Introverted leaders frequently offer a type of management well-suited to the administrative demands of high-performing organizations, guiding in ways that honor the human ecology alongside corporate structures and expectations within the typical modern workplace–for example, introverts tend toward decentralized leadership approaches that empower a diversified portfolio of senior administrators, middle managers, and front line supervisors. Thus, introverted leaders are less likely to fall into the traps set by their own social ego, to their organization's benefit.
2. Listening for Understanding Before Acting

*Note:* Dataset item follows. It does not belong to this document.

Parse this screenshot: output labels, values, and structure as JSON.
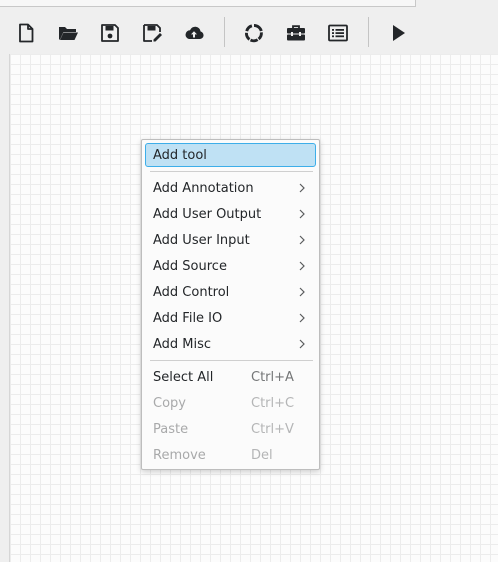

Introverts famously tend toward listening over talking, and, as practice makes perfect, many introverted leaders develop into the kind of listeners that put to good use their strength of listening well. Consequently, their employees and other stakeholders reap the benefits. Clinical psychologist Laurie Helgoe (2013) wrote that the best kind of listener is one who doesn’t hijack a conversation yet remains engaged with the other person as they communicate. While many people listen to respond, many introverts “take in what you’re saying, think about it, and then respond, while extroverts want to engage in a back-and-forth.”
3. Clear, Written Communication
Introverts self-edit in the verbal sphere more than non-introverts, and that practiced skill is largely transferable to writing. Introverts are frequently careful writers, and often thorough. Research published in The Journal of Neuroscience found that introverts’ brains have more gray matter, on average, in the prefrontal cortex where abstract thought is processed (Holmes, et al, 2012).
Whereas extroverts tend to live more spontaneously, introverts have an innate capacity to turn ideas and words over again and again in their minds to understand and shape them before inserting them into the moment, which has often passed. Fortunately, leadership excellence does not rely on wielding words in the moment.
When an introvert has the opportunity, alternatively, to communicate the shape of thoughts in the written word, they are often more at ease and more precise in doing so.
4. Deliberative Decision-making
The executive folds of introverts’ brains contain long, winding pathways that typically require more time to traverse than extroverts’. Yet many introverts are conscientious and reliable information gatherers and decision-processors. Considering multiple sources and sides to arguments is valuable, and measured reactions may be invaluable. This is another reason that many introverts are exceptional leaders in times of crisis, seasons of change, and in the face of great challenges.
Some of the world's greatest and most consequential leaders have been introverts. Abraham Lincoln loved to spend many nights reading and writing and was famously silent in the midst of many group arguments, intently listening and considering before commanding attention with wisdom.
It may be that thicker regions of the prefrontal cortex, on average, go hand in hand with a prowess for deliberative argumentation and decision-making (Holmes, et al, 2012). Nevertheless, introverts commonly face Western cultural bias favoring quick wit and social gregariousness.
For organizations aiming to grow a workforce of motivated and proactive professionals, an introvert may well be the best pick for the job.
Grant, A., Gino, F., & Hofmann, D. A. (2010, December). The hidden advantages of quiet bosses. Harvard Business Review 88(12).
Helgoe, L. A. (2013). Introvert power: Why your inner life is your hidden strength (2nd ed.). Naperville, IL: Sourcebooks, Inc.
Holmes, A. J., Lee, P. H., Hollinshead, M. O., Bakst, J. L., Roffman, J. L., Smoller, J. W., & Buckner, R. L. (2012, December 12). Individual differences in amygdala-medial prefrontal anatomy link negative affect, impaired social functioning, and polygenic depression risk. The Journal of Neuroscience 32(50). DOI: https://doi.org/10.1523/JNEUROSCI.2531-12.2012.
Strozier, C. B. (1982). Lincoln’s quest for union: Public and private meanings. New York, NY: Basic Books.